Actions for reducing traffic related noise revealed
Phenomena project publishes advice on reducing noise pollution, drawing on insights gained from projects POLIS contributed to.
Long-term exposure to environmental noise from transport can lead to significant health complications. Indeed, The European Environment Agency (EEA) estimates that 109 million people in the EU-28 are exposed to road traffic noise levels of 55 dB Lden and higher.
Given the number of exposed citizens in the EU, and taking into consideration the growth of traffic, infrastructure and adjacent dwellings, further intervention is required to mitigate the impacts of environmental noise in the short and medium term.
The Phenomena project aimed to address this concern, identifying and assess measures to reduce the detrimental effect of transport noise on health. The project has now released its findings publicly.
Through a combination of policy research, consultation, health economics and environmental assessment, the project identified 23 individual policy options covering rail, road transport and aviation.

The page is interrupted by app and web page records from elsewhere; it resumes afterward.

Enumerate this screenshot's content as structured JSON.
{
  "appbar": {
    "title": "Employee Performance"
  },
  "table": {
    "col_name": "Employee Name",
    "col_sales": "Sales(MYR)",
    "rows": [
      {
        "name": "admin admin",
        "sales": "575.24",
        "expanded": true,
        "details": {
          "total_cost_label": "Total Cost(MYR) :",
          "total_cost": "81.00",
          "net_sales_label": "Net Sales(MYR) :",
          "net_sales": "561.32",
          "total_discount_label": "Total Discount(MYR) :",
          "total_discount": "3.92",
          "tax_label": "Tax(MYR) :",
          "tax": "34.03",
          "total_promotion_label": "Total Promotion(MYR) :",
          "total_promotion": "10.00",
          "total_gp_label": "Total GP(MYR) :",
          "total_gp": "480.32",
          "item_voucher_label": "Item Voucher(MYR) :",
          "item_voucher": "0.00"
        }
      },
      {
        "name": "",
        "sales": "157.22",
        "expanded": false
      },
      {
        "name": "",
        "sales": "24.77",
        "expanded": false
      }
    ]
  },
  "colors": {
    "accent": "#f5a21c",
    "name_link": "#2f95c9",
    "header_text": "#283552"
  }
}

This was established, in part, but exploring some of the outcomes of a variety of projects, on which POLIS was a consortium partner. Indeed, noise abatement measures proposed by CityHush, a project providing municipalities with tools to establish noise maps and action plans, and SILENCE, which established Local Noise Action Plans, provided key insights and tools for Phenomena’s final report.
Solutions at hand?
Individual solutions for road traffic, rail and aviation were identified and analysed for their cost-benefit.
For road traffic, tighter vehicle limits, increased electrification, together with national actions including speed and access restrictions together with more quiet facades and dwelling insulation were proposed. Meanwhile to reduce acoustic impact of railways new track design an electric options (such as that demonstrated in Grenoble Metropole) were advised.
However, the report warns against more superficial- yet expensive- measure such as noise barriers, unless they are integrated in landscape or buildings.
Read the full report here